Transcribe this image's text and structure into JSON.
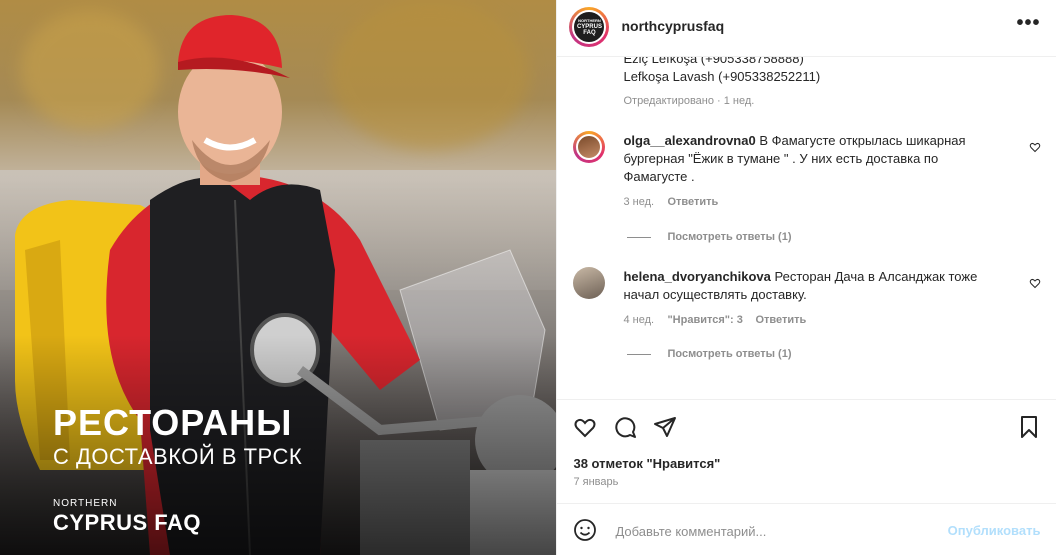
{
  "post": {
    "overlay_title": "РЕСТОРАНЫ",
    "overlay_subtitle": "С ДОСТАВКОЙ В ТРСК",
    "brand_small": "NORTHERN",
    "brand_big": "CYPRUS FAQ"
  },
  "header": {
    "avatar_text_1": "NORTHERN",
    "avatar_text_2": "CYPRUS",
    "avatar_text_3": "FAQ",
    "username": "northcyprusfaq",
    "more_label": "•••"
  },
  "comments": {
    "caption_line_1": "Eziç Lefkoşa (+905338758888)",
    "caption_line_2": "Lefkoşa Lavash (+905338252211)",
    "caption_meta": "Отредактировано · 1 нед.",
    "items": [
      {
        "username": "olga__alexandrovna0",
        "text_1": "В Фамагусте открылась шикарная",
        "text_2": "бургерная \"Ёжик в тумане \" . У них есть доставка по",
        "text_3": "Фамагусте .",
        "age": "3 нед.",
        "reply_label": "Ответить",
        "view_replies": "Посмотреть ответы (1)"
      },
      {
        "username": "helena_dvoryanchikova",
        "text_1": "Ресторан Дача в Алсанджак тоже",
        "text_2": "начал осуществлять доставку.",
        "age": "4 нед.",
        "likes_label": "\"Нравится\": 3",
        "reply_label": "Ответить",
        "view_replies": "Посмотреть ответы (1)"
      }
    ]
  },
  "actions": {
    "likes": "38 отметок \"Нравится\"",
    "date": "7 январь"
  },
  "composer": {
    "placeholder": "Добавьте комментарий...",
    "post_label": "Опубликовать"
  },
  "colors": {
    "link_disabled": "#b2dffc",
    "muted": "#8e8e8e",
    "text": "#262626",
    "helmet": "#e0252b",
    "bag": "#f2c318"
  }
}
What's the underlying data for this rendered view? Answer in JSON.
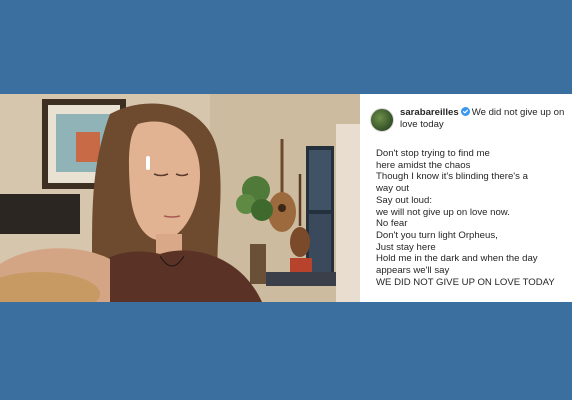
{
  "post": {
    "username": "sarabareilles",
    "caption_first_line": "We did not give up on",
    "caption_second_line": "love today",
    "lyrics": [
      "Don't stop trying to find me",
      "here amidst the chaos",
      "Though I know it's blinding there's a",
      "way out",
      "Say out loud:",
      "we will not give up on love now.",
      "No fear",
      "Don't you turn light Orpheus,",
      "Just stay here",
      "Hold me in the dark and when the day",
      "appears we'll say",
      "WE DID NOT GIVE UP ON LOVE TODAY"
    ]
  },
  "icons": {
    "avatar": "profile-avatar",
    "verified": "verified-badge-icon"
  },
  "colors": {
    "background": "#3a6f9f",
    "verified": "#3897f0"
  }
}
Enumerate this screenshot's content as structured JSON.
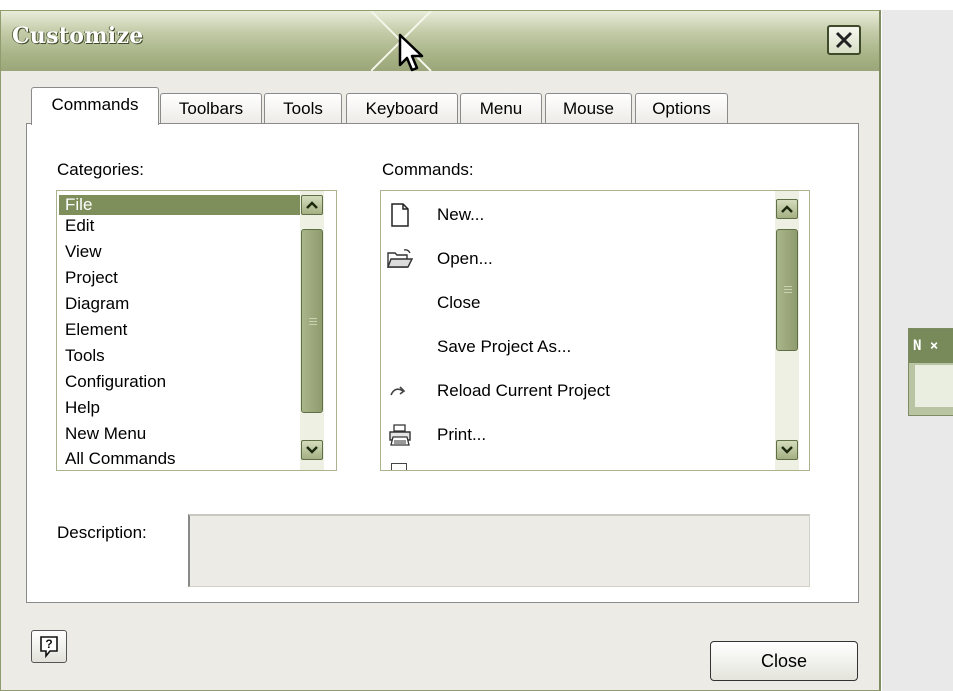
{
  "dialog": {
    "title": "Customize"
  },
  "tabs": [
    {
      "label": "Commands",
      "active": true
    },
    {
      "label": "Toolbars",
      "active": false
    },
    {
      "label": "Tools",
      "active": false
    },
    {
      "label": "Keyboard",
      "active": false
    },
    {
      "label": "Menu",
      "active": false
    },
    {
      "label": "Mouse",
      "active": false
    },
    {
      "label": "Options",
      "active": false
    }
  ],
  "categories": {
    "label": "Categories:",
    "selected": "File",
    "items": [
      "File",
      "Edit",
      "View",
      "Project",
      "Diagram",
      "Element",
      "Tools",
      "Configuration",
      "Help",
      "New Menu",
      "All Commands"
    ]
  },
  "commands": {
    "label": "Commands:",
    "items": [
      {
        "label": "New...",
        "icon": "new-document-icon"
      },
      {
        "label": "Open...",
        "icon": "open-folder-icon"
      },
      {
        "label": "Close",
        "icon": ""
      },
      {
        "label": "Save Project As...",
        "icon": ""
      },
      {
        "label": "Reload Current Project",
        "icon": "reload-icon"
      },
      {
        "label": "Print...",
        "icon": "printer-icon"
      }
    ]
  },
  "description": {
    "label": "Description:",
    "value": ""
  },
  "buttons": {
    "help_icon": "help-icon",
    "close_label": "Close"
  },
  "side_panel": {
    "header_text": "N ×"
  },
  "colors": {
    "title_bar": "#a7b285",
    "selection": "#7f8f5c",
    "scrollbar": "#8f9c6e"
  }
}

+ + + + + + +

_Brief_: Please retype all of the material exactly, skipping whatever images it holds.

_Task answer_:
Transcribe this image's text and structure into JSON.
{
  "post": {
    "overlay_title": "РЕСТОРАНЫ",
    "overlay_subtitle": "С ДОСТАВКОЙ В ТРСК",
    "brand_small": "NORTHERN",
    "brand_big": "CYPRUS FAQ"
  },
  "header": {
    "avatar_text_1": "NORTHERN",
    "avatar_text_2": "CYPRUS",
    "avatar_text_3": "FAQ",
    "username": "northcyprusfaq",
    "more_label": "•••"
  },
  "comments": {
    "caption_line_1": "Eziç Lefkoşa (+905338758888)",
    "caption_line_2": "Lefkoşa Lavash (+905338252211)",
    "caption_meta": "Отредактировано · 1 нед.",
    "items": [
      {
        "username": "olga__alexandrovna0",
        "text_1": "В Фамагусте открылась шикарная",
        "text_2": "бургерная \"Ёжик в тумане \" . У них есть доставка по",
        "text_3": "Фамагусте .",
        "age": "3 нед.",
        "reply_label": "Ответить",
        "view_replies": "Посмотреть ответы (1)"
      },
      {
        "username": "helena_dvoryanchikova",
        "text_1": "Ресторан Дача в Алсанджак тоже",
        "text_2": "начал осуществлять доставку.",
        "age": "4 нед.",
        "likes_label": "\"Нравится\": 3",
        "reply_label": "Ответить",
        "view_replies": "Посмотреть ответы (1)"
      }
    ]
  },
  "actions": {
    "likes": "38 отметок \"Нравится\"",
    "date": "7 январь"
  },
  "composer": {
    "placeholder": "Добавьте комментарий...",
    "post_label": "Опубликовать"
  },
  "colors": {
    "link_disabled": "#b2dffc",
    "muted": "#8e8e8e",
    "text": "#262626",
    "helmet": "#e0252b",
    "bag": "#f2c318"
  }
}
What's the underlying data for this rendered view? Answer in JSON.
{
  "post": {
    "username": "sarabareilles",
    "caption_first_line": "We did not give up on",
    "caption_second_line": "love today",
    "lyrics": [
      "Don't stop trying to find me",
      "here amidst the chaos",
      "Though I know it's blinding there's a",
      "way out",
      "Say out loud:",
      "we will not give up on love now.",
      "No fear",
      "Don't you turn light Orpheus,",
      "Just stay here",
      "Hold me in the dark and when the day",
      "appears we'll say",
      "WE DID NOT GIVE UP ON LOVE TODAY"
    ]
  },
  "icons": {
    "avatar": "profile-avatar",
    "verified": "verified-badge-icon"
  },
  "colors": {
    "background": "#3a6f9f",
    "verified": "#3897f0"
  }
}
Enumerate this screenshot's content as structured JSON.
{
  "dialog": {
    "title": "Customize"
  },
  "tabs": [
    {
      "label": "Commands",
      "active": true
    },
    {
      "label": "Toolbars",
      "active": false
    },
    {
      "label": "Tools",
      "active": false
    },
    {
      "label": "Keyboard",
      "active": false
    },
    {
      "label": "Menu",
      "active": false
    },
    {
      "label": "Mouse",
      "active": false
    },
    {
      "label": "Options",
      "active": false
    }
  ],
  "categories": {
    "label": "Categories:",
    "selected": "File",
    "items": [
      "File",
      "Edit",
      "View",
      "Project",
      "Diagram",
      "Element",
      "Tools",
      "Configuration",
      "Help",
      "New Menu",
      "All Commands"
    ]
  },
  "commands": {
    "label": "Commands:",
    "items": [
      {
        "label": "New...",
        "icon": "new-document-icon"
      },
      {
        "label": "Open...",
        "icon": "open-folder-icon"
      },
      {
        "label": "Close",
        "icon": ""
      },
      {
        "label": "Save Project As...",
        "icon": ""
      },
      {
        "label": "Reload Current Project",
        "icon": "reload-icon"
      },
      {
        "label": "Print...",
        "icon": "printer-icon"
      }
    ]
  },
  "description": {
    "label": "Description:",
    "value": ""
  },
  "buttons": {
    "help_icon": "help-icon",
    "close_label": "Close"
  },
  "side_panel": {
    "header_text": "N ×"
  },
  "colors": {
    "title_bar": "#a7b285",
    "selection": "#7f8f5c",
    "scrollbar": "#8f9c6e"
  }
}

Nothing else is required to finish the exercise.